_About this exercise:_ Determine how many lines below include the string "Very". Reply with the number only.

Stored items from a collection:
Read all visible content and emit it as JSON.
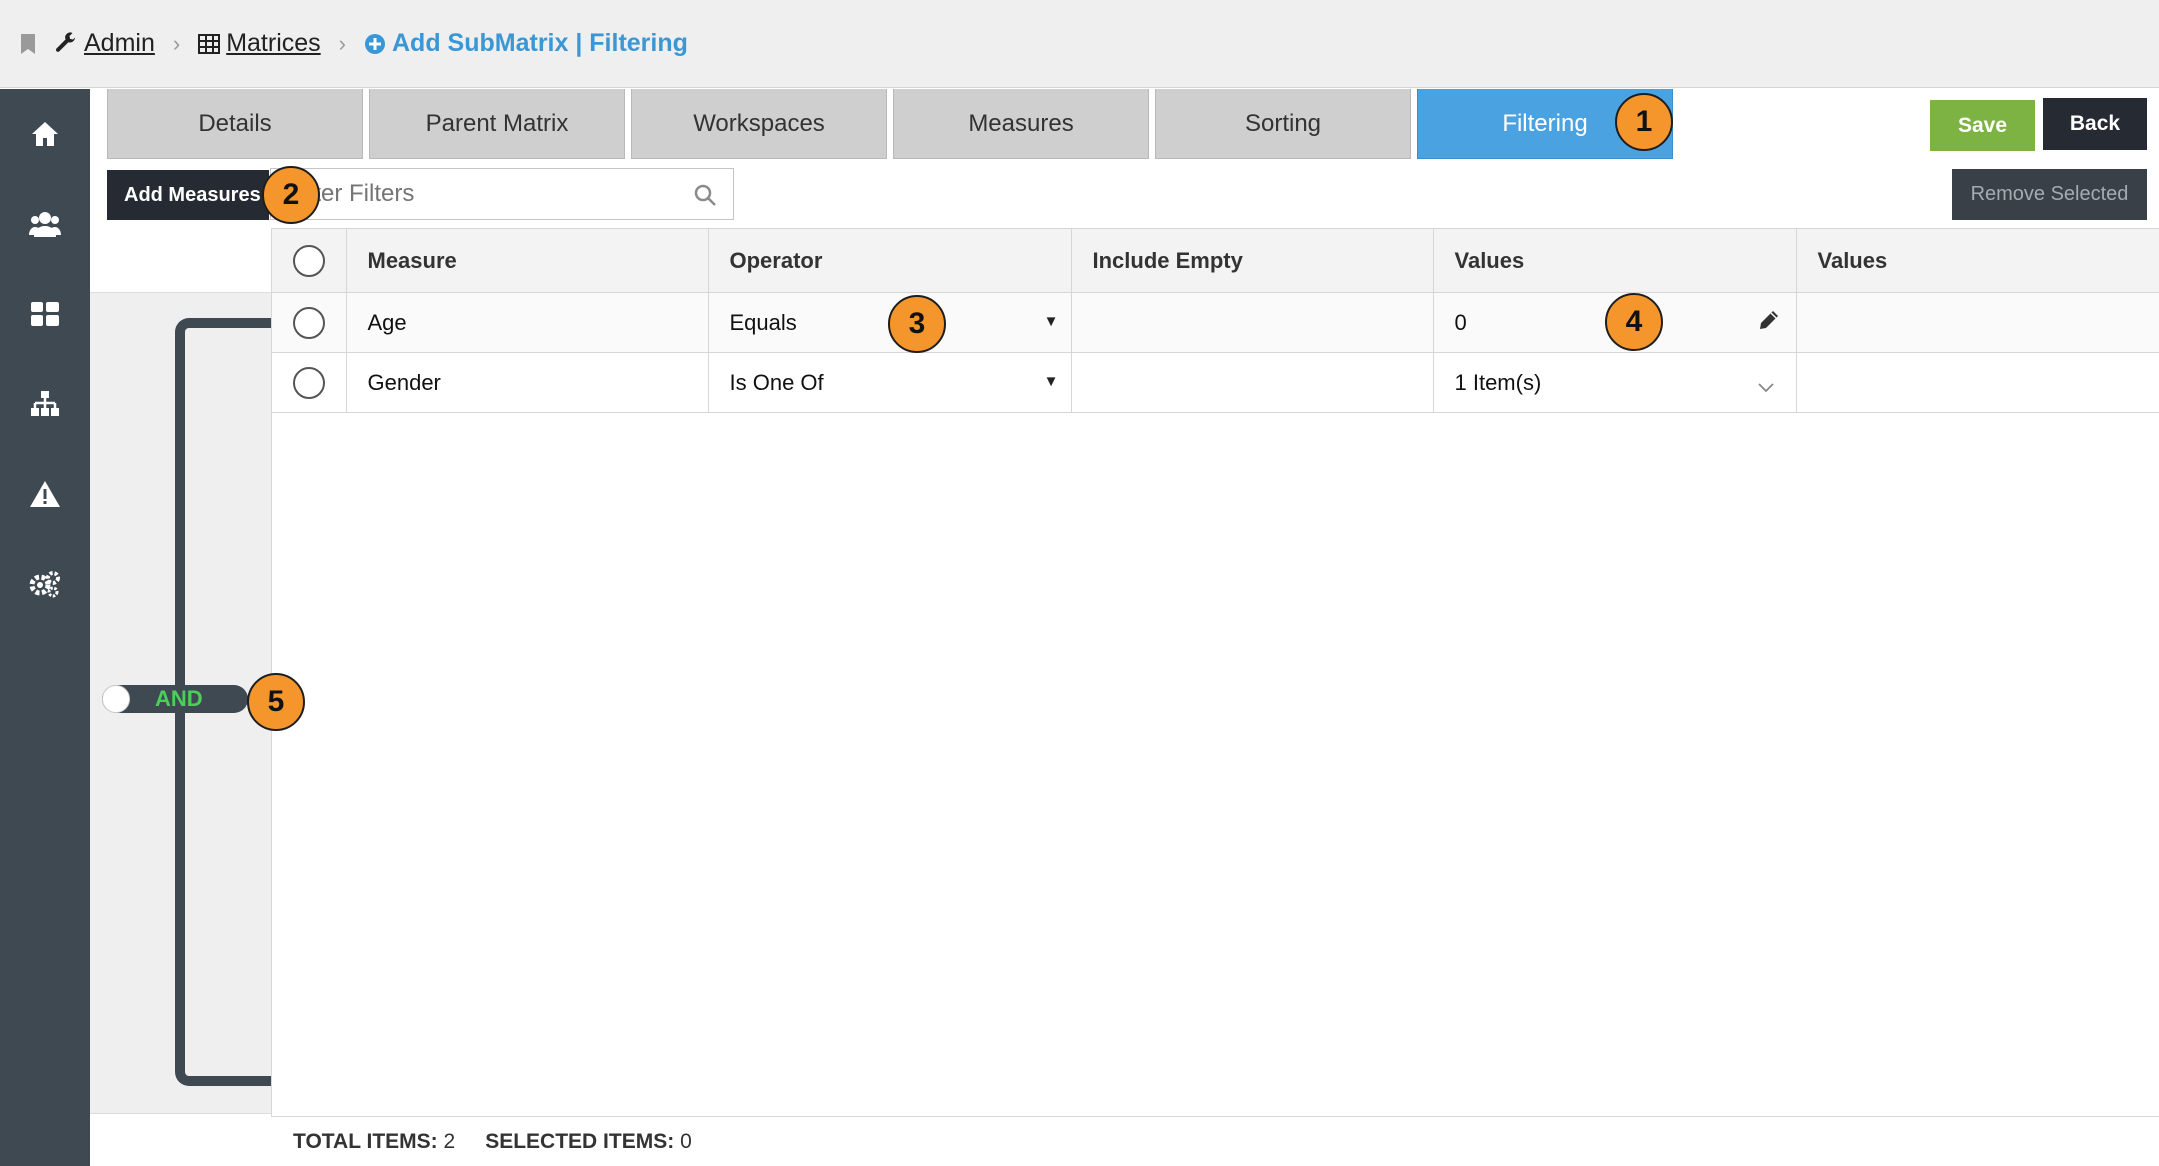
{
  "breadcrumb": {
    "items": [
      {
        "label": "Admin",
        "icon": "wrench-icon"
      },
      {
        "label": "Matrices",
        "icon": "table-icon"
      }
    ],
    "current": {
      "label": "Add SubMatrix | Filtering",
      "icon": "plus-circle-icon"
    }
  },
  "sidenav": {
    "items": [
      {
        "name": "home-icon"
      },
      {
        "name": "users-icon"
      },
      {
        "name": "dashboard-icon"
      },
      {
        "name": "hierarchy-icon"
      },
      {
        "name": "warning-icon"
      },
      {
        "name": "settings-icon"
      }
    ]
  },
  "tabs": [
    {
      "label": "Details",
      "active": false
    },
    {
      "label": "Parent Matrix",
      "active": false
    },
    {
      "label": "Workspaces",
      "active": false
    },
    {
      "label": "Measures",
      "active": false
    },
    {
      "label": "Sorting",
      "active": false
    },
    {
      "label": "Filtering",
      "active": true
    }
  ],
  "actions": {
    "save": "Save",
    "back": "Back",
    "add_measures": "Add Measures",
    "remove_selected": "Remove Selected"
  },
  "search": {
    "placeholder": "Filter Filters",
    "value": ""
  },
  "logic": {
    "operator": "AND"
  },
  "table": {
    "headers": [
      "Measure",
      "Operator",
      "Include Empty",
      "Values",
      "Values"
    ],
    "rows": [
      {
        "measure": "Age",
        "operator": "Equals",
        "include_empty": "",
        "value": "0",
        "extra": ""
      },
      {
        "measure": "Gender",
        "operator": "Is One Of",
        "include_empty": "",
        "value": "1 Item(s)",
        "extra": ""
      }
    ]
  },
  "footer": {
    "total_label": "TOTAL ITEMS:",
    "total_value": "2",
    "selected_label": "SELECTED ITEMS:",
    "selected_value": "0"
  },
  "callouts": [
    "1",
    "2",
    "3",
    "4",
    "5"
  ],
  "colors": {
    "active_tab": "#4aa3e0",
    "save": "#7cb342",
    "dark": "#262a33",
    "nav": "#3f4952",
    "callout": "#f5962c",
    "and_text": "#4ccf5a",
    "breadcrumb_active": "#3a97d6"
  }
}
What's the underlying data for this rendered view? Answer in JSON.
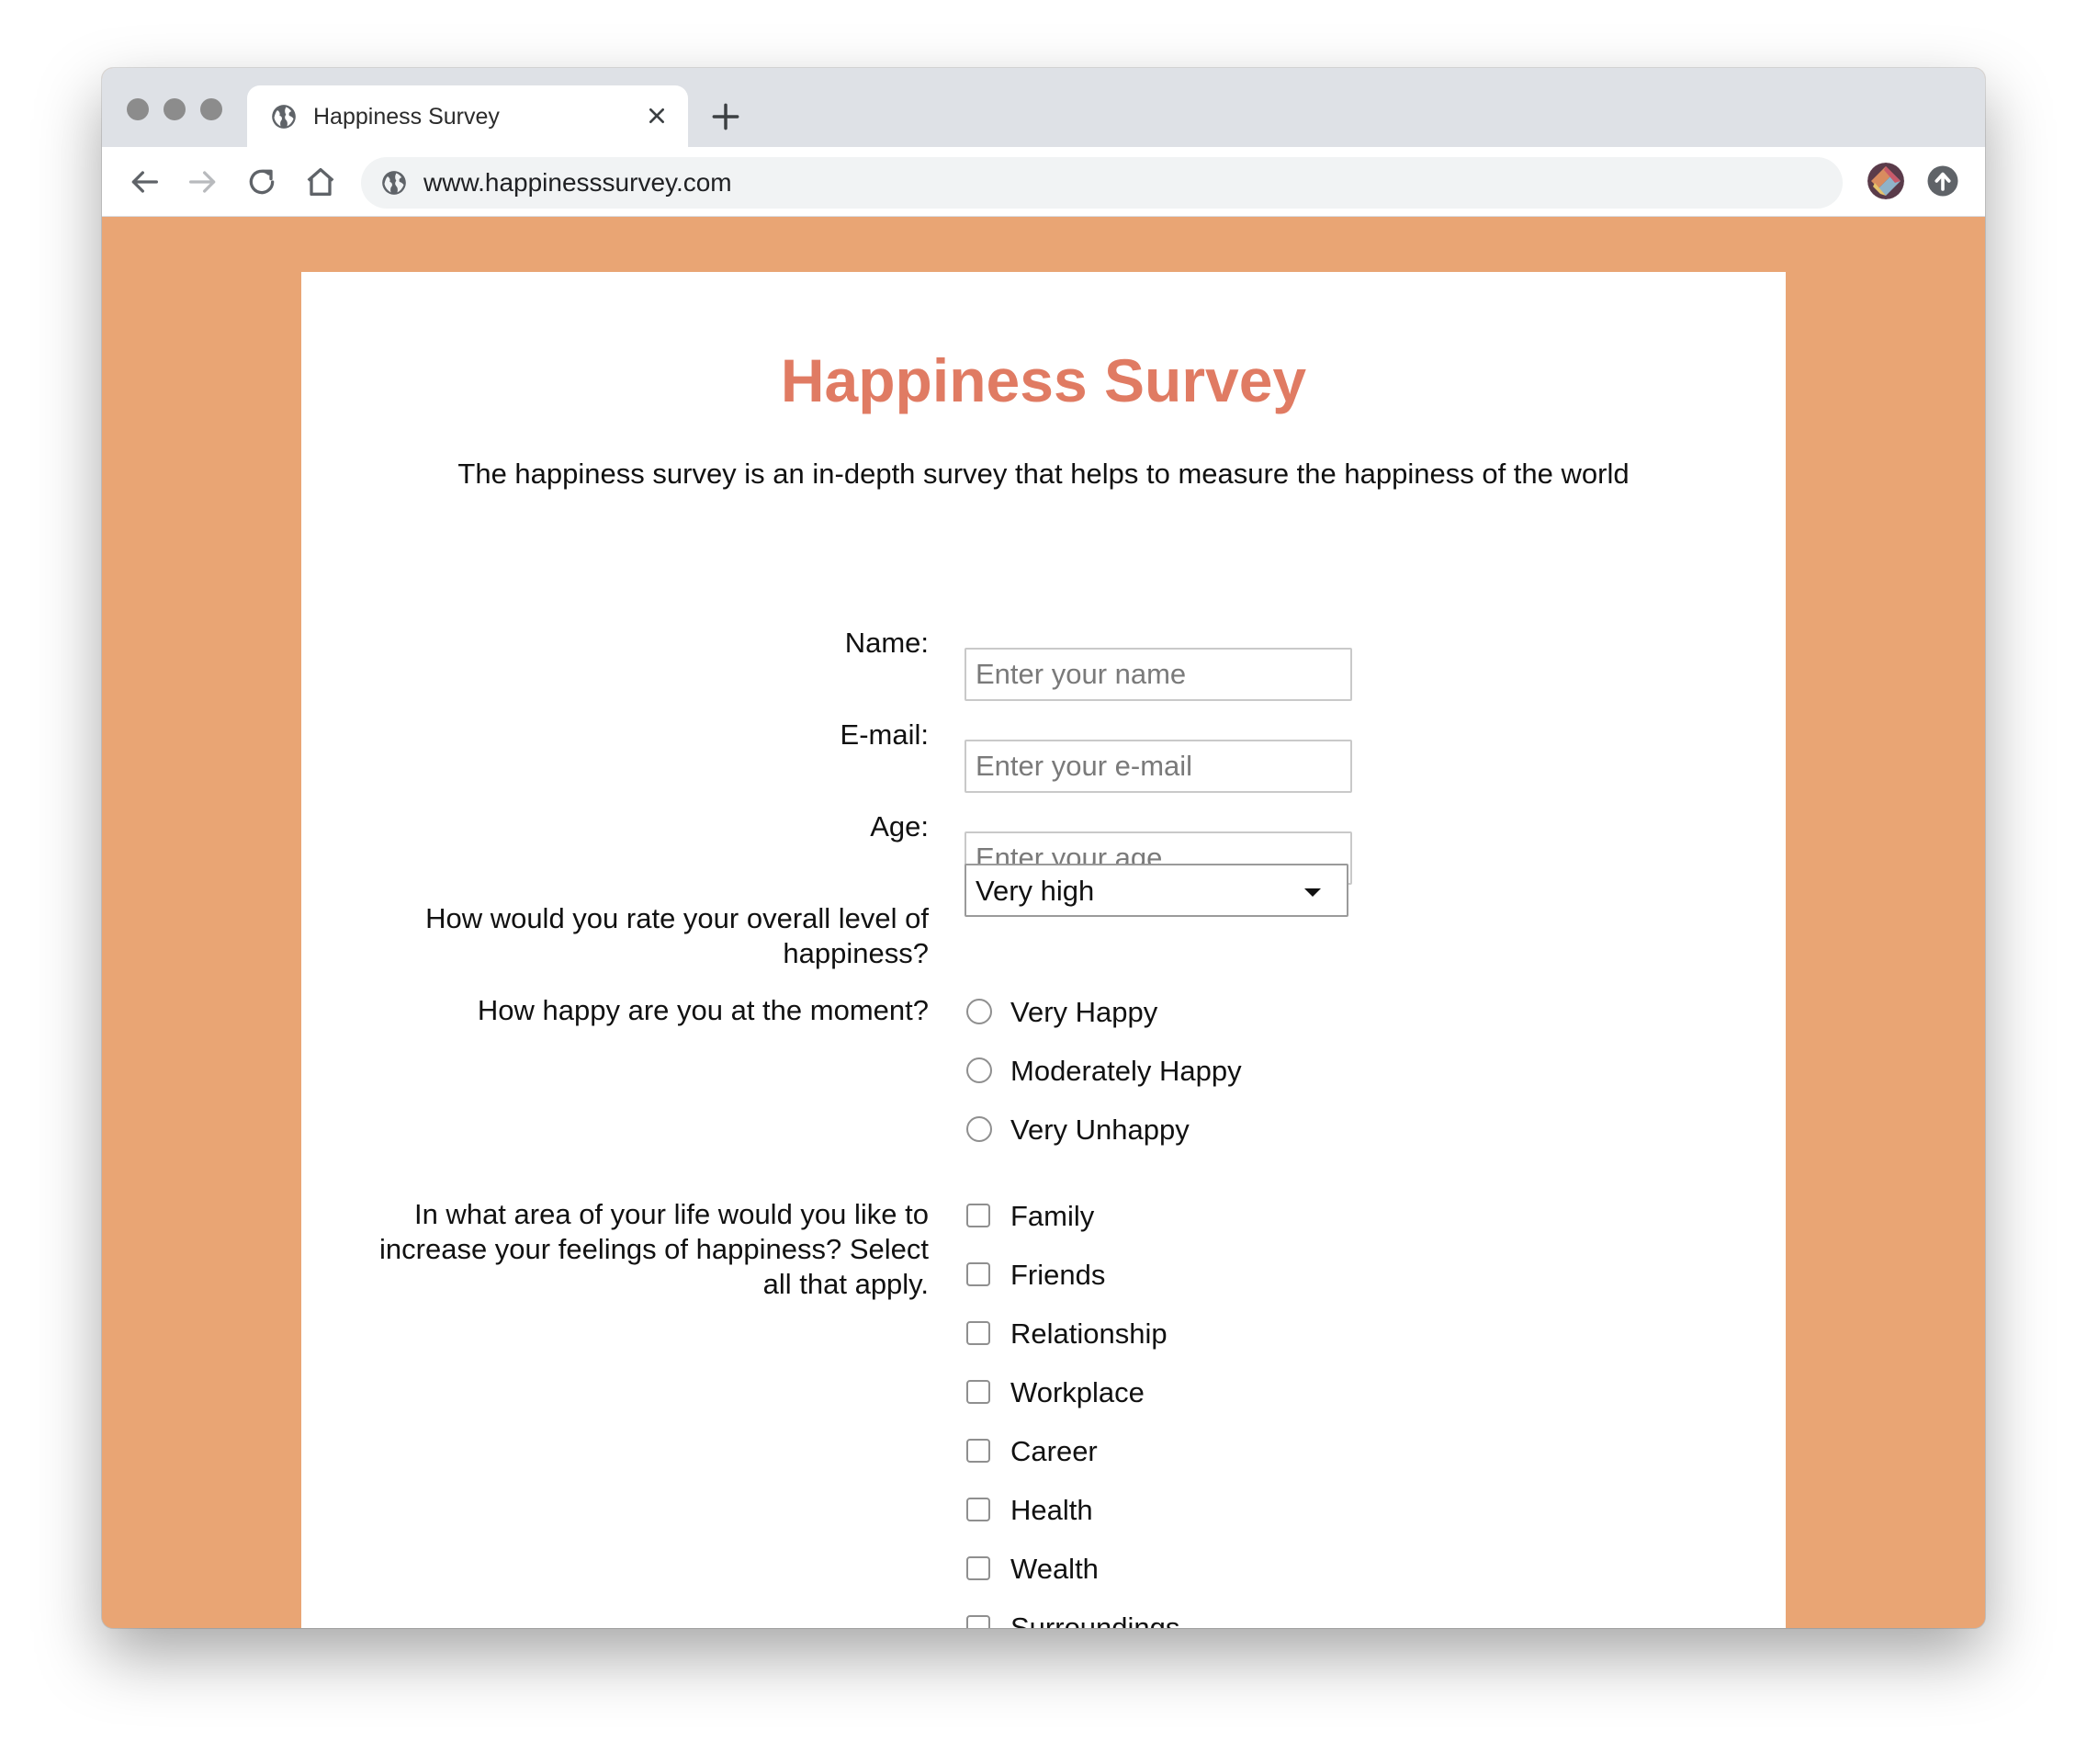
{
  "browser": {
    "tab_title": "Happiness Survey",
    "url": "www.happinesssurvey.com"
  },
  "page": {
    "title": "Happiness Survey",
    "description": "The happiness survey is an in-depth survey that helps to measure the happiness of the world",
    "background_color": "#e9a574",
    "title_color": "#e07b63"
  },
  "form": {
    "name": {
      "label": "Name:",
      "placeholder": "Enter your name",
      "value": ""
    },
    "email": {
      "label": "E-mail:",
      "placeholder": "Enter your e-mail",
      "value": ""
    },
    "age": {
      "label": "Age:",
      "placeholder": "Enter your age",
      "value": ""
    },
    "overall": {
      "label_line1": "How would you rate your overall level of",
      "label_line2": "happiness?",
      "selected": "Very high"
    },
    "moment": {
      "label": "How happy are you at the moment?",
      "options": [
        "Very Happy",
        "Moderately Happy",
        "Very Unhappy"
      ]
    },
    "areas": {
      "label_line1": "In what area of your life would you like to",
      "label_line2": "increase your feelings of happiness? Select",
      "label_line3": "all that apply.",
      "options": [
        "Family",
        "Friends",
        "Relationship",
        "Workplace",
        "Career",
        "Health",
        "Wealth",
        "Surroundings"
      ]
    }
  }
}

_Output below:_ 3